For 40 years these documents lay in the Israel State Archives in Jerusalem, many of them hidden, kept out of the reach of researchers and the general public. Now, in honor of the 40th anniversary of the murder of 11 Israeli athletes in the 1972 Munich Olympics, which is coming up next week, the State Archives revealed 45 records related to the event.
On the menu are protocols of a cabinet meeting, consultations held by ministers, and of sessions of the Foreign Affairs and Defense Committee, as well as, various reports and telegram exchanges. Half of the material was never before published, and is now being made public for the first time. In the interest of those readers and researchers interested in these documents, we have chosen to focus on the hitherto unpublished material. The remaining records can be viewed in full on the State Archives website.
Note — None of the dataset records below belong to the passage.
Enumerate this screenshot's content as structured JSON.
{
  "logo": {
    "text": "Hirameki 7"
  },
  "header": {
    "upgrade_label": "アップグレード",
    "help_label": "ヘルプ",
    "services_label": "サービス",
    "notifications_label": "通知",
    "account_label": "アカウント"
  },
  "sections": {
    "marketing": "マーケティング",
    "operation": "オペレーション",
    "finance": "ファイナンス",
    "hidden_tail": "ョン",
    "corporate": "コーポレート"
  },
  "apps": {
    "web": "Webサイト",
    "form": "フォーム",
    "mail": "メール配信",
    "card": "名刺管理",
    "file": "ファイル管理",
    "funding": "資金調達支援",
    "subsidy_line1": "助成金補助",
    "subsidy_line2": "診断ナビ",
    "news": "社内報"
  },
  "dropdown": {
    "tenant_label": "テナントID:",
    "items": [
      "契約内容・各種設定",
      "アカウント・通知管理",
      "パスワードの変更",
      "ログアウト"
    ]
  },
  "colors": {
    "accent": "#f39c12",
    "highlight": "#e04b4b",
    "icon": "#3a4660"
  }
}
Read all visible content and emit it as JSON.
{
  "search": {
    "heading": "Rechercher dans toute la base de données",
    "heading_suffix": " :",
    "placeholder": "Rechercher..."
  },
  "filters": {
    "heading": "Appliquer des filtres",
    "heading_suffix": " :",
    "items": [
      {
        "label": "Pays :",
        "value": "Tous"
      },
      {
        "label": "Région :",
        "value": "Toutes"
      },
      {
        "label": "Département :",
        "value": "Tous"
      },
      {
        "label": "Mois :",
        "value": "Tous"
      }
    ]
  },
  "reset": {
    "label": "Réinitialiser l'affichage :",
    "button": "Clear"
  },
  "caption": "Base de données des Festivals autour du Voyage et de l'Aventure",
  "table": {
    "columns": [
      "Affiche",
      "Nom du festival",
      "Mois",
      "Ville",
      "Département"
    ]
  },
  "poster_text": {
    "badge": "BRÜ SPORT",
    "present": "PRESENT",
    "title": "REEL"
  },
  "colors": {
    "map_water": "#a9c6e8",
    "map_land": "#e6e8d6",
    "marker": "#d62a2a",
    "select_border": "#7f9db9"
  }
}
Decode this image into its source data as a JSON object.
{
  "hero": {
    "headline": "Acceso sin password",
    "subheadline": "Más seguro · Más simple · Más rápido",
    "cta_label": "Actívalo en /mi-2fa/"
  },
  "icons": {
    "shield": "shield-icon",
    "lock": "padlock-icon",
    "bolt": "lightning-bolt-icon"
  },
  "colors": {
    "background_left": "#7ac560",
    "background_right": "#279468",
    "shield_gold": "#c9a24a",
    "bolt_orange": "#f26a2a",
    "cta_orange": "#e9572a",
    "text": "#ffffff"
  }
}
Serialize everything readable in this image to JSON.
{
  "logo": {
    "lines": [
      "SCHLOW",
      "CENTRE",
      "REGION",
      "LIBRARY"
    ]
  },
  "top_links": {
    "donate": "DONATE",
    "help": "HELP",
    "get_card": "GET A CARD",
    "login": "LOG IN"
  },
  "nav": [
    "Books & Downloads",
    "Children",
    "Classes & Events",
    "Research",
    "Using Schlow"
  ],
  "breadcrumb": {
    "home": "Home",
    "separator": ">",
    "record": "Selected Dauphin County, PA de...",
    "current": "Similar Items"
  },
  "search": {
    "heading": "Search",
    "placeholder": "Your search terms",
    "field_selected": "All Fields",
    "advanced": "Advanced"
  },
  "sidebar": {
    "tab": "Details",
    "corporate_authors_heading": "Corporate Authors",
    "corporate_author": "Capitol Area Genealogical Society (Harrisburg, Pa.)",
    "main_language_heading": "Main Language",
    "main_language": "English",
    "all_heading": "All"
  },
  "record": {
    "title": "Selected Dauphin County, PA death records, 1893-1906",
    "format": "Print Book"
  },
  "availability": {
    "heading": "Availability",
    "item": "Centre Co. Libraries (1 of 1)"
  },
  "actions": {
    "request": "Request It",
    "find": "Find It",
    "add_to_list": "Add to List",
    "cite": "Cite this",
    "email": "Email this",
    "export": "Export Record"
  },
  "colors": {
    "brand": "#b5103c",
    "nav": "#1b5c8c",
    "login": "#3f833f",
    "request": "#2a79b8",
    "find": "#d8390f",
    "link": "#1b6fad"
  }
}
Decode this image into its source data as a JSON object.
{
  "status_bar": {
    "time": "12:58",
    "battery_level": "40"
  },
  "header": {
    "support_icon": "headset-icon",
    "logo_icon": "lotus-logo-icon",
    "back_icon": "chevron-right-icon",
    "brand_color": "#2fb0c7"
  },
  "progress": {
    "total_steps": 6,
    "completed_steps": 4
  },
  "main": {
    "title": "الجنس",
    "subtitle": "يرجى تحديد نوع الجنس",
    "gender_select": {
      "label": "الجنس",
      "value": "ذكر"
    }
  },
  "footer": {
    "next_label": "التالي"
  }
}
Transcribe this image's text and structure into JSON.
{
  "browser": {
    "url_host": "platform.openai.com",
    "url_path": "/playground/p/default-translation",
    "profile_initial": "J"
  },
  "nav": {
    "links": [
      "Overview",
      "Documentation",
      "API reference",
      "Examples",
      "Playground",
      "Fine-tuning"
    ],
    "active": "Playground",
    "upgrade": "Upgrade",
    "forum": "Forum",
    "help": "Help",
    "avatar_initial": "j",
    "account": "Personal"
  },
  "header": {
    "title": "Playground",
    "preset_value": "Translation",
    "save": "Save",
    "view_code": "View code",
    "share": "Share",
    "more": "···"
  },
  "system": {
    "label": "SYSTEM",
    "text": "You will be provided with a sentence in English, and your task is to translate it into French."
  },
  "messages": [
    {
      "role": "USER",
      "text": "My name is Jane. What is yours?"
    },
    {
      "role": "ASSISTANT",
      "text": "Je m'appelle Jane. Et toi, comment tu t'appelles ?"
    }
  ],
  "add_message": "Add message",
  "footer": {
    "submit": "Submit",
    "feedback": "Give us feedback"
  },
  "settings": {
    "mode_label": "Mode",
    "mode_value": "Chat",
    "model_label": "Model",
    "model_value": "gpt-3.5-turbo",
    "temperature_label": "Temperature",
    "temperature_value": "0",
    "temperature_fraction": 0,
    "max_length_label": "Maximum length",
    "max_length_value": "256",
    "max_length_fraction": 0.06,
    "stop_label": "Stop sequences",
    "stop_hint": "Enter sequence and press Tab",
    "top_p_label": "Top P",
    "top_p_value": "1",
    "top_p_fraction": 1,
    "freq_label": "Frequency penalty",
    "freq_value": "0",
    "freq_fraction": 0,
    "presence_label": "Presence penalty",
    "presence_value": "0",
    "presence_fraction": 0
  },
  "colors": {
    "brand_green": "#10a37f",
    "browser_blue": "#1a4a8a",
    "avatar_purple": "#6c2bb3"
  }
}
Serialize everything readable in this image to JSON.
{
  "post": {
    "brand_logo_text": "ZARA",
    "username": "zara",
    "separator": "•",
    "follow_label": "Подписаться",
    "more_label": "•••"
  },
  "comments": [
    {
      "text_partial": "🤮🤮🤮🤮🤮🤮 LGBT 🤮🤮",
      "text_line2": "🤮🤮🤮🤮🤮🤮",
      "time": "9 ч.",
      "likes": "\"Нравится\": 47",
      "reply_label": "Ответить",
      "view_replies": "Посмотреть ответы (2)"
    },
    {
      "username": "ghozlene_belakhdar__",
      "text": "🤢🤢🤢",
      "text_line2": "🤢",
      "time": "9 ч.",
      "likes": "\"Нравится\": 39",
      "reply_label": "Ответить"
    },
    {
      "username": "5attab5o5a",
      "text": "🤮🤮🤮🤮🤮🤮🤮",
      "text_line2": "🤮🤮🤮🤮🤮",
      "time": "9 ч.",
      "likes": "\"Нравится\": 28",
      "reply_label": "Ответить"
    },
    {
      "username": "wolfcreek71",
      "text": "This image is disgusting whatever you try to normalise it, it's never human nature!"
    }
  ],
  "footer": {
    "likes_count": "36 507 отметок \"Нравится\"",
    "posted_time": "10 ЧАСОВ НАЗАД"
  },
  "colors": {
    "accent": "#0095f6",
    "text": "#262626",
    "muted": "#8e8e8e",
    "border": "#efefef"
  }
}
The archive and its employees deserve special praise for the initiative to reveal so many high quality, authentic, and classified documents. Their location, selection, categorization, and scanning, as well as, getting the okay to publish them from the different security organization, took both time and expertise.
That said, certain partsof the documents, whose publication was not cleared, were redacted. In addition, an unknown number of records remain unpublished, probably on orders of the Mossad and the Shin Bet security service. These orders can and should be questioned: Whose interest is being served by the suppression of information about an event that took place 40 years ago? What information about this event has not yet been revealed, and how can its publication today harm national security? These questions will have to wait for future revelations.
For more, go to Haaretz.com